Generally speaking, Beach House have never been the sort of band who are difficult to second guess.
Look at it from the perspective of the Baltimore duo; they struck upon a rough diamond on their self-titled debut, smoothed the edges off on follow-up Devotion, and then converted it smoothly into gold on their standout so far, 2010's Teen Dream. Nobody else does dream pop quite like them; between Alex Scally's sumptuous guitar parts and Victoria Legrand's Paris-jazz-club vocals and undulating synth lines, they'd carved out a formula that they'd have been foolish to set aside in the interests of constant reinvention.

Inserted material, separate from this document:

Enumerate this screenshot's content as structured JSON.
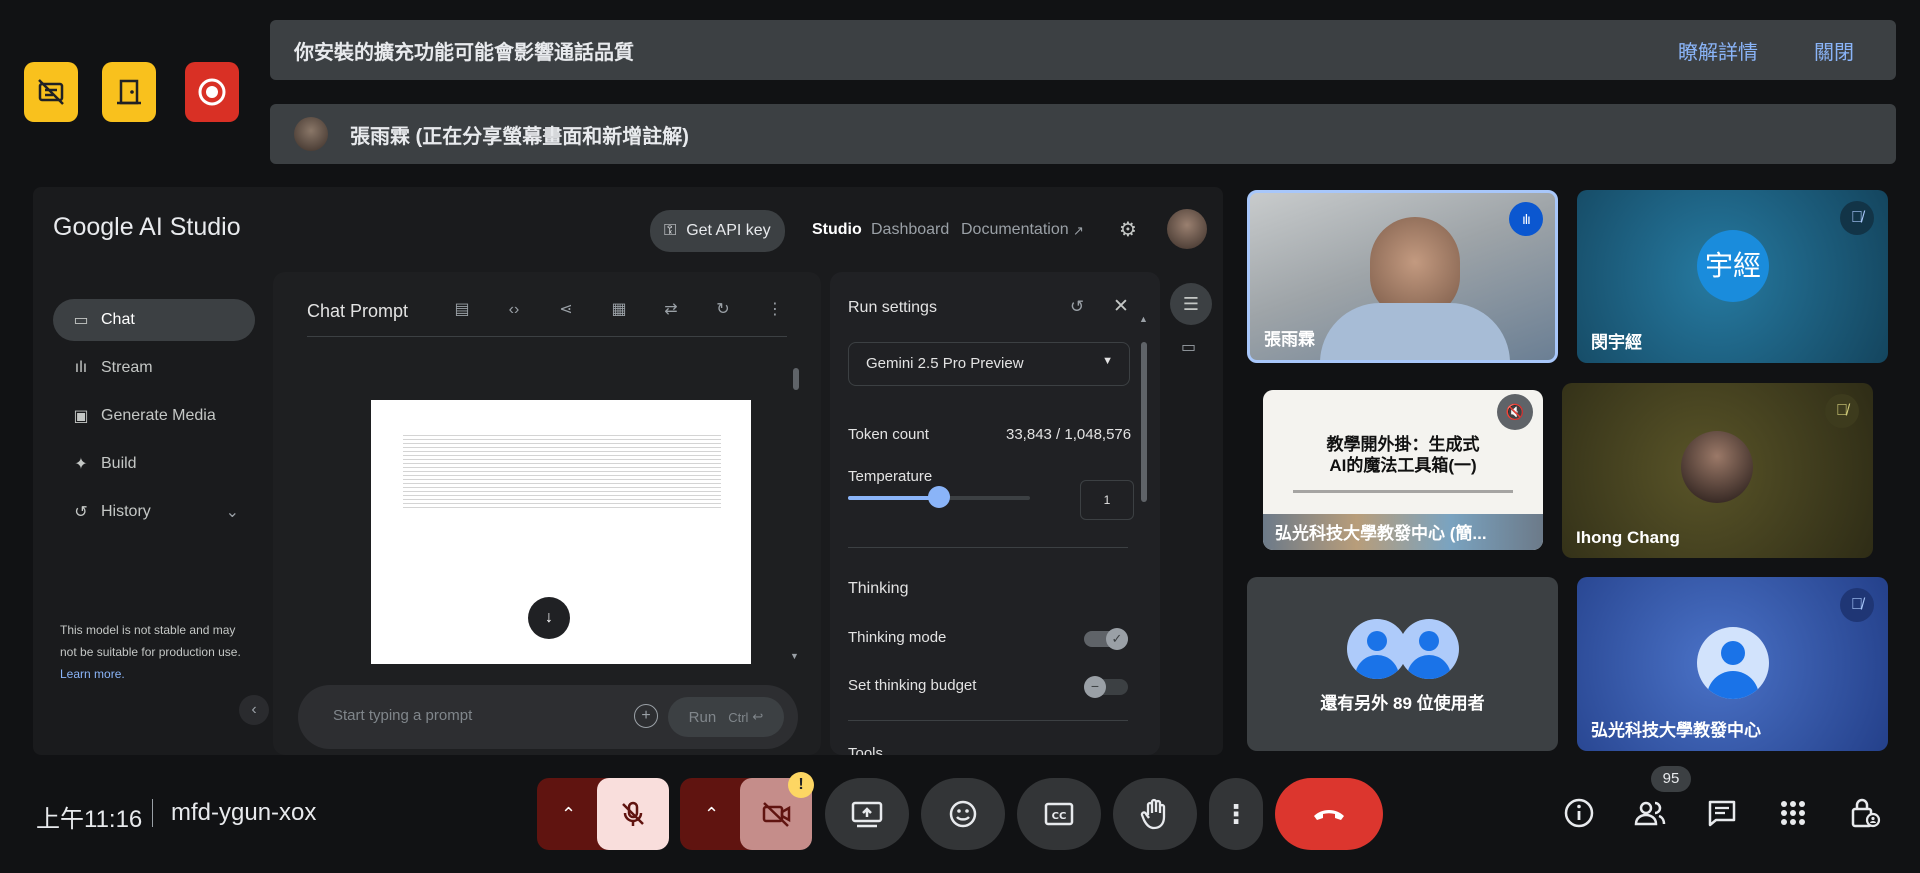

Accordingly, their fourth LP, Bloom, followed the same blueprint as Teen Dream almost to the letter. It wasn't until the incendiary 'Sparks' was released in 2015 as the first single off of Depression Cherry that there was a real hint at a way forwards; the guitars suggested something more aggressive than what we'd become accustomed to, and so did everything else - the drums snapped as Legrand snarled.
In the end, for all its virtues, Depression Cherry represented business as usual; it was a spacier here, a little more pointed there, but it was certifiably Beach House. That's no bad thing, of course, and there's no question that the pair can feel justifiably aggrieved that that album's 'Beyond Love' wasn't enough to snag them one of the myriad guest spots at the Roadhouse in last year's Twin Peaks revival, ahead of at least one band who delivered pale imitations (Au Revoir Simone's two appearances serving as proof positive that even David Lynch gets it wrong every now and then).
A sixth LP, Trust Your Lucky Stars, followed keenly on Depression Cherry's heels the same year, and ultimately fell victim to what is a pretty prominent occupational hazard for surprise release by anybody who isn't a global superstar - not enough people heard it. After a B-sides and rarities collection dropped around this time a year ago, Beach House finally made a major concession in terms of their creative process - they cast aside concerns about what they would and wouldn't be able to play between the two of them on stage, and instead simply followed wherever their noses led them.
The result is 7, a record that gets closer to the band's self-imposed boundaries than they ever have before without really threatening to break them down. The opening notes of curtain raiser 'Dark Spring' involve a deeply uncharacteristic drum roll that swiftly gives way to a synth line that sets its trajectory for the heavens, rather than simply falling back into the usual Beach House penchant for the midtempo. It's genuinely exciting.
Touring drummer James Barone was drafted in to supply live work from behind the kit, and it tells; there's a palpably energetic thrust to the record's big hitters, including the positively bouncy lead single 'Lemon Glow' and the thumping 'Black Car', the latter sounding all set to soundtrack a shadowy religious ceremony. 'Woo' and 'Dive', meanwhile, reach back further for inspiration than we're used to from Beach House - the former to shimmering eighties electropop, and the latter to the sort of organ work that was laid to popular rest decades ago.
There's evidence that the aforementioned Twin Peaks snub mightn't have gone unnoticed by the group themselves, either. Legrand continuously casts herself as the narrator in some sort of future-blues film noir here, particularly with an irresistible turn on 'Drunk in LA'; there's a continued, Double Fantasy-esque fascination with the push-pull relationship between light and dark, both within human nature and in the world around us. It might be as close to political commentary as they ever get. Beach House remain such assured masters of their own domain that you wonder whether it'd be akin to turkeys voting for Christmas to hope for a wholesale reinvention; 7 suggests that, instead, we should let them pull up the stylistic bumper at precisely their own pace.
8Joe Goggins's Score